Jesus further adds, “And anyone who speaks a word against the Son of Man, it will be forgiven him; but to him who blasphemes against the Holy Spirit, it will not be forgiven (v. 10).” He is here preparing His audience for the administration of Word and Spirit that would soon tear through that area from the mouths of the apostles, post-Pentecost. Jesus has essentially moved from natural principles, to the gospel, and to the penalty for refusing the gospel. In vv. 11-12, He addresses those who will believe the gospel with the practical application of the theology He taught from nature, i.e. the Father’s benevolence toward those whom He loves, “Now when they bring you to the synagogues and magistrates and authorities, do not worry about how or what you should answer, or what you should say. For the Holy Spirit will teach you in that very hour what you ought to say.”
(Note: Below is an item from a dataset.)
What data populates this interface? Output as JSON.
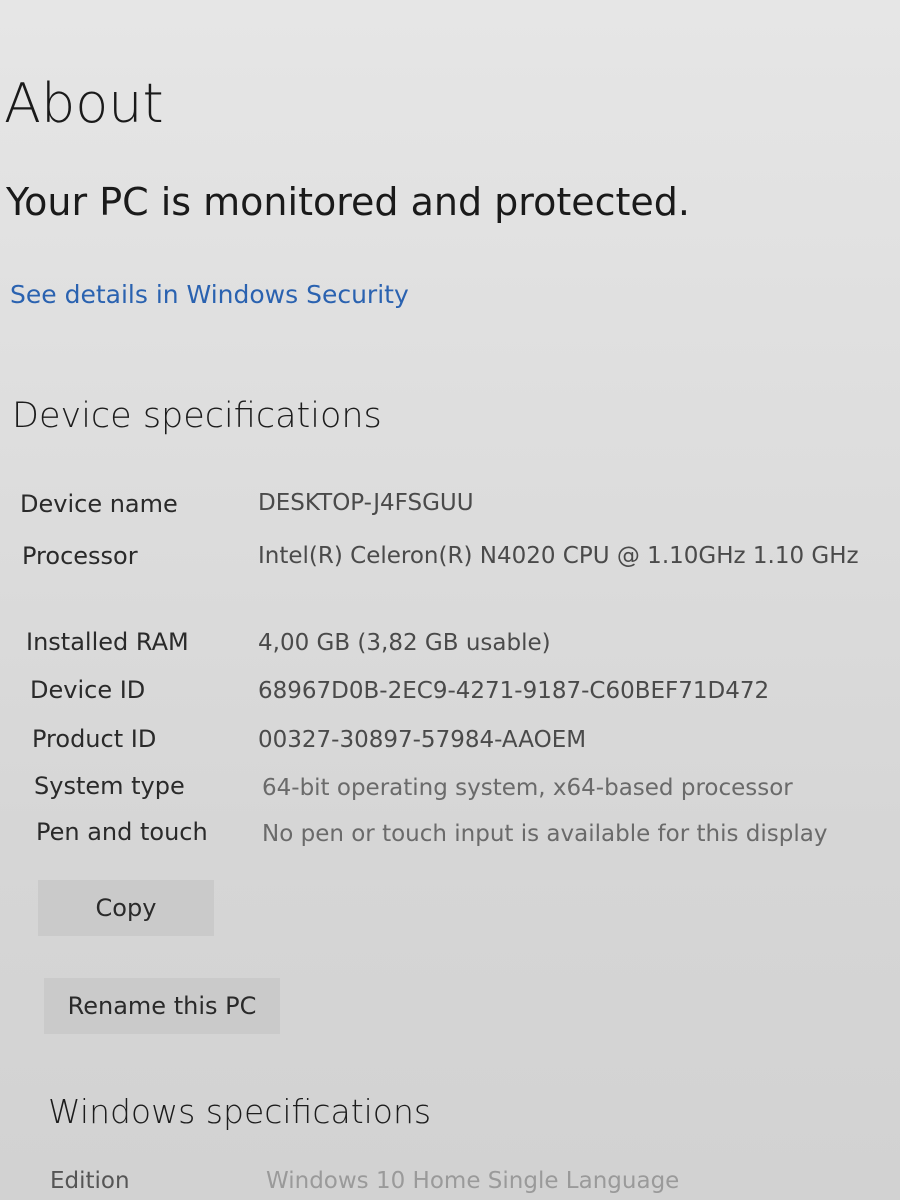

Apart from natural theology, the assumptions Jesus makes throughout Luke 12:1-12 would be unintelligible to His very own audience. If they could not know that which God has revealed through creation, be it Himself or His law, the first half of the passage wouldn’t make sense, and the second half, consisting of supernatural theology, would be unintelligible. This is just one example where our great Teacher utilizes various aspects of His Father’s world to prepare His hearers for that which He Himself reveals in addition to nature, that is, the beatitude one enjoys in and because of Him alone. Apart from a natural knowledge of God and His will, Jesus’ words would have simply fallen on deaf ears. But nowhere does Jesus make the assumption His audience is ignorant of what He speaks, and He everywhere makes the assumption that they can.